The Order of the Brothers of the Sword build the first castle in Riga Old Town in 1209, It was called Wittenstein Castle (Castle made of white stone). After a civil war the inhabitants of Riga destroyed the building and built a new castle for the Livonian Order. This building was destroyed as well by the inhabitants of Riga, but this time it was rebuild and the castle the use of the building changed in one for public purposes during the Polish and Swedish occupations. The castle is now the of official residence of Latvia's the president.
Riga Old Town Swedish Gate and Church of St. John's
As a remembrance of the Swedish occupation of Riga, the Swedish Gate (Zviedru vārti) was added to the city's fortifications in 1698. It is the last surviving gate of the old Riga city walls.The city's executioner lived in the apartment above the gate. The story goes that a smart merchant used the gate to avoid city taxes, using it as a "private entrance". The Dominican monastery built the St. John's church in 1234 as a chapel, During the Reformation the Dominicans were ex pulsed and the church was privately owned since then. It became a furniture shop and later a weapon arsenal. It became part of the Latvian parish in 1582. Two monks were immured here by their own free will and are buried at the spot.
Church of St. Peter in Riga
The church of St. Peter was first mentioned in written sources in the year 1209. The church is one of the best examples of Gothic architecture in the Baltic states. The church tower was burnt down and rebuilt many times through the centuries. The last time the tower was destroyed was during World War 2 on St. Peter's Day in 1941. The tower was restored again in 1973. From an observation platform of the tower visitors can enjoy a splendid eagle-eyed view of Riga.

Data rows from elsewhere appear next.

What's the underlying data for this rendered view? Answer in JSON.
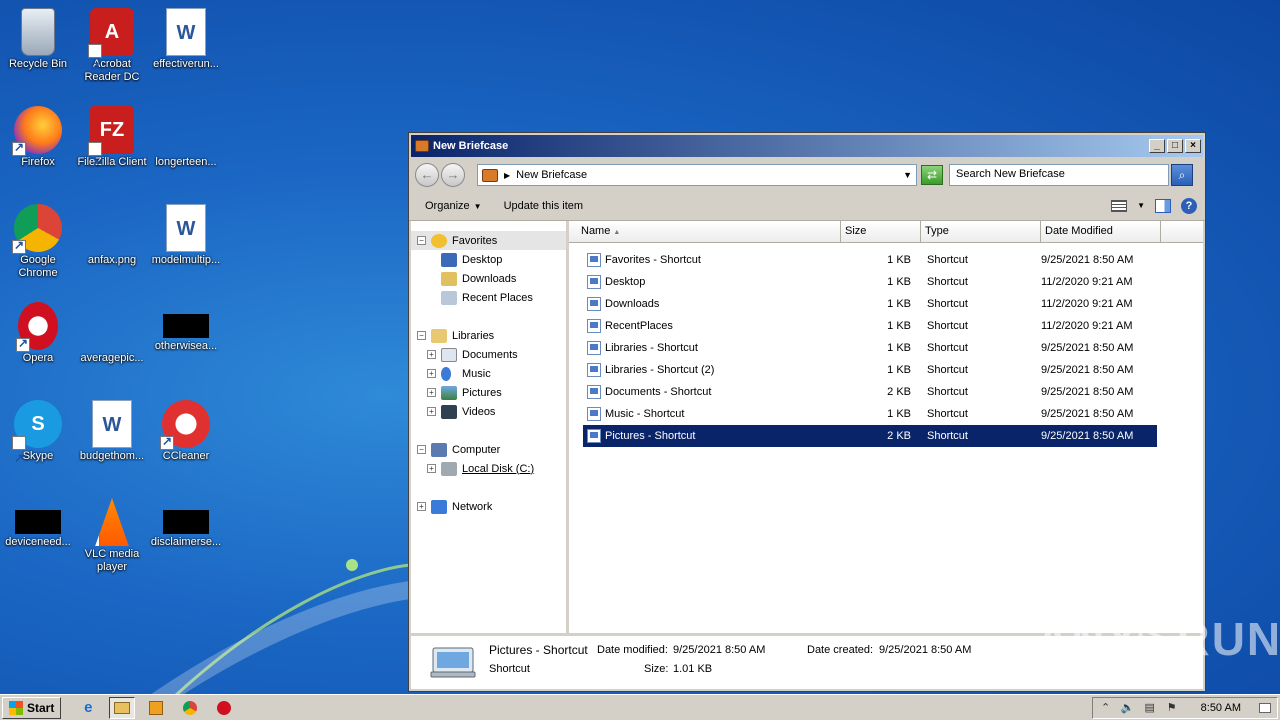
{
  "desktop": {
    "icons": [
      {
        "label": "Recycle Bin",
        "icon": "recycle-bin-icon"
      },
      {
        "label": "Acrobat Reader DC",
        "icon": "acrobat-icon"
      },
      {
        "label": "effectiverun...",
        "icon": "word-doc-icon"
      },
      {
        "label": "Firefox",
        "icon": "firefox-icon"
      },
      {
        "label": "FileZilla Client",
        "icon": "filezilla-icon"
      },
      {
        "label": "longerteen...",
        "icon": "file-icon"
      },
      {
        "label": "Google Chrome",
        "icon": "chrome-icon"
      },
      {
        "label": "anfax.png",
        "icon": "file-icon"
      },
      {
        "label": "modelmultip...",
        "icon": "word-doc-icon"
      },
      {
        "label": "Opera",
        "icon": "opera-icon"
      },
      {
        "label": "averagepic...",
        "icon": "file-icon"
      },
      {
        "label": "otherwisea...",
        "icon": "black-file-icon"
      },
      {
        "label": "Skype",
        "icon": "skype-icon"
      },
      {
        "label": "budgethom...",
        "icon": "word-doc-icon"
      },
      {
        "label": "CCleaner",
        "icon": "ccleaner-icon"
      },
      {
        "label": "deviceneed...",
        "icon": "black-file-icon"
      },
      {
        "label": "VLC media player",
        "icon": "vlc-icon"
      },
      {
        "label": "disclaimerse...",
        "icon": "black-file-icon"
      }
    ]
  },
  "window": {
    "title": "New Briefcase",
    "address": "New Briefcase",
    "search_placeholder": "Search New Briefcase",
    "toolbar": {
      "organize": "Organize",
      "update": "Update this item"
    },
    "nav": {
      "favorites": "Favorites",
      "desktop": "Desktop",
      "downloads": "Downloads",
      "recent_places": "Recent Places",
      "libraries": "Libraries",
      "documents": "Documents",
      "music": "Music",
      "pictures": "Pictures",
      "videos": "Videos",
      "computer": "Computer",
      "local_disk": "Local Disk (C:)",
      "network": "Network"
    },
    "columns": {
      "name": "Name",
      "size": "Size",
      "type": "Type",
      "date": "Date Modified"
    },
    "files": [
      {
        "name": "Favorites - Shortcut",
        "size": "1 KB",
        "type": "Shortcut",
        "date": "9/25/2021 8:50 AM"
      },
      {
        "name": "Desktop",
        "size": "1 KB",
        "type": "Shortcut",
        "date": "11/2/2020 9:21 AM"
      },
      {
        "name": "Downloads",
        "size": "1 KB",
        "type": "Shortcut",
        "date": "11/2/2020 9:21 AM"
      },
      {
        "name": "RecentPlaces",
        "size": "1 KB",
        "type": "Shortcut",
        "date": "11/2/2020 9:21 AM"
      },
      {
        "name": "Libraries - Shortcut",
        "size": "1 KB",
        "type": "Shortcut",
        "date": "9/25/2021 8:50 AM"
      },
      {
        "name": "Libraries - Shortcut (2)",
        "size": "1 KB",
        "type": "Shortcut",
        "date": "9/25/2021 8:50 AM"
      },
      {
        "name": "Documents - Shortcut",
        "size": "2 KB",
        "type": "Shortcut",
        "date": "9/25/2021 8:50 AM"
      },
      {
        "name": "Music - Shortcut",
        "size": "1 KB",
        "type": "Shortcut",
        "date": "9/25/2021 8:50 AM"
      },
      {
        "name": "Pictures - Shortcut",
        "size": "2 KB",
        "type": "Shortcut",
        "date": "9/25/2021 8:50 AM"
      }
    ],
    "details": {
      "name": "Pictures - Shortcut",
      "type": "Shortcut",
      "date_modified_label": "Date modified:",
      "date_modified": "9/25/2021 8:50 AM",
      "size_label": "Size:",
      "size": "1.01 KB",
      "date_created_label": "Date created:",
      "date_created": "9/25/2021 8:50 AM"
    }
  },
  "watermark": "ANY▷RUN",
  "taskbar": {
    "start": "Start",
    "clock": "8:50 AM"
  },
  "colors": {
    "selection": "#0a246a",
    "title_start": "#0a246a",
    "title_end": "#a6caf0"
  }
}
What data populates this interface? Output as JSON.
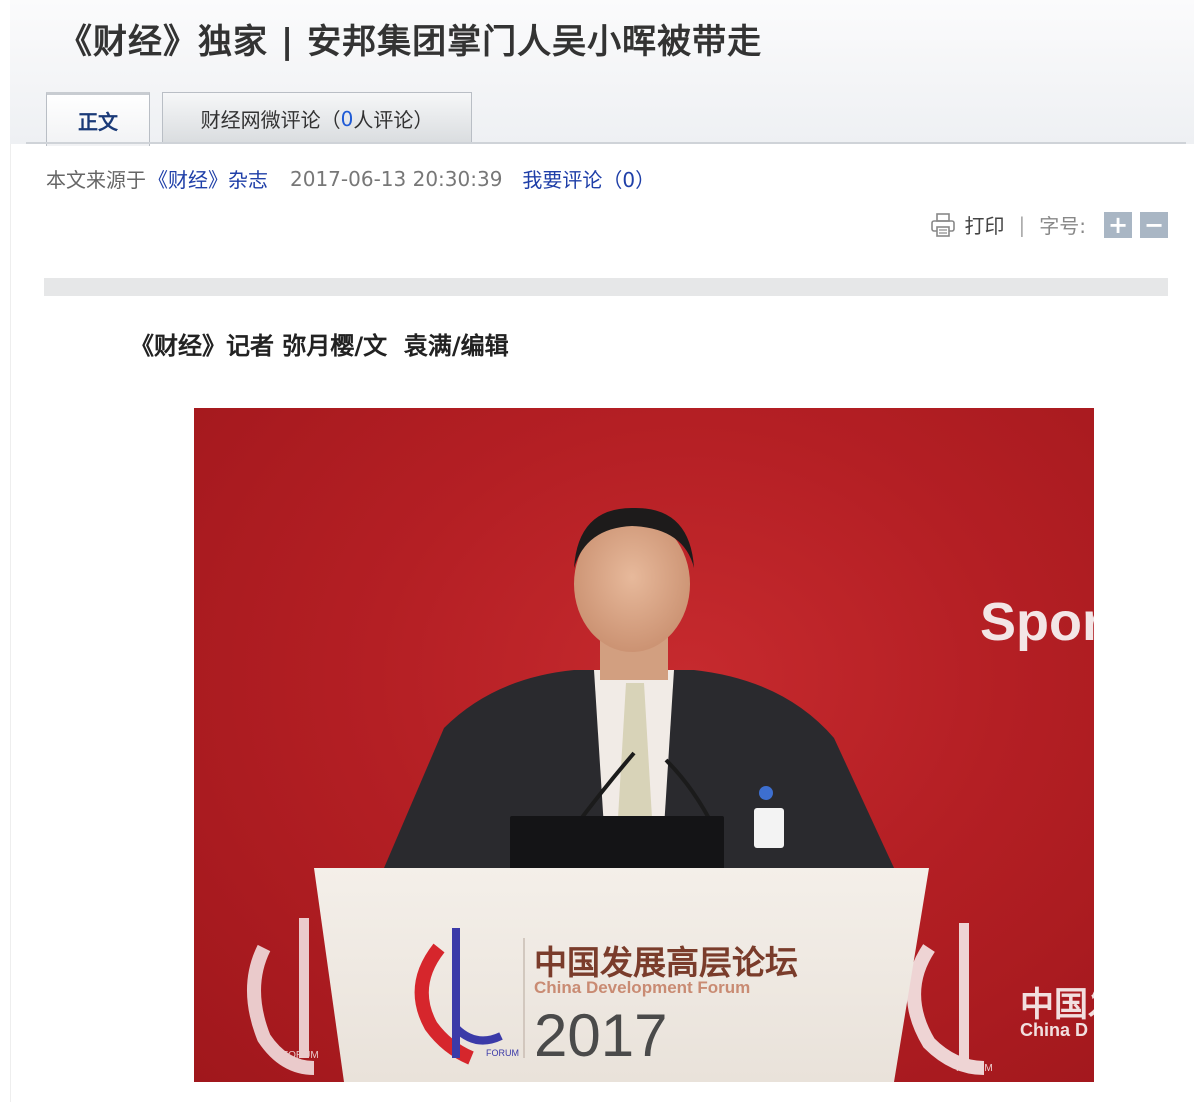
{
  "article": {
    "title": "《财经》独家 | 安邦集团掌门人吴小晖被带走",
    "byline": "《财经》记者 弥月樱/文  袁满/编辑"
  },
  "tabs": [
    {
      "label": "正文",
      "active": true
    },
    {
      "label_prefix": "财经网微评论（",
      "count": "0",
      "label_suffix": "人评论）",
      "active": false
    }
  ],
  "meta": {
    "source_prefix": "本文来源于",
    "source_link": "《财经》杂志",
    "datetime": "2017-06-13 20:30:39",
    "comment_link": "我要评论（0）"
  },
  "toolbar": {
    "print_label": "打印",
    "separator": "|",
    "font_size_label": "字号:",
    "increase_label": "+",
    "decrease_label": "−"
  },
  "photo": {
    "backdrop_text": "Spor",
    "podium_title_cn": "中国发展高层论坛",
    "podium_title_en": "China Development Forum",
    "podium_year": "2017",
    "forum_small": "FORUM",
    "side_cn": "中国发",
    "side_en": "China D"
  },
  "colors": {
    "link": "#1f3fa8",
    "tab_active_text": "#1a3a78",
    "count_highlight": "#1f5bd6",
    "backdrop_red": "#b41f24"
  }
}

Museum of War Riga
The formation of the Latvian Riflemen's regiments and the ensuing battles of World War II spurred the founding of this museum in 1916. The museum moved into the Powder Tower in 1919, known as the Sand Tower in the 17th century. The 15th century edifice in its own right holds great historical value and connection to warfare, its 2,5 meters thick walls are still scarred and studded with old cannonballs.
The museum’s aim is to show to the public the complex military and political history of Latvia, with particular emphasis on the 20th century, during which the Latvian nation had to fight for its independence twice.
The largest and most significant part of the museum’s collection consists of objects about the military and political history of Latvia in the 20th century. The core of the museum’s collection holds more than 25,400 units, systematized into 22 collections. The War museum is proud of its collections of weapons, photos, documents, medals and military uniforms.
Permanent exhibitions about the art of warfare and Latvian soldiers, First and Second world wars, Latvian Army, Soviet occupation and the gaining of independence in 1918 and 1991 can be seen in the museum.
Recommended Hotel in Riga
The 4-star Astor Riga Hotel is located in the heart of the Old Town, with most of the Old Town sights located in an area up to 500 m from the hotel. The hotel building is eclectic and stylish, and there is free Wi-Fi.
All rooms are modernly designed with neutral colors used. All the rooms feature a safe, a seating area, a minibar, a flat-screen TV and an electric kettle. Bathroom features a shower or a bath, free toiletries and a hairdryer.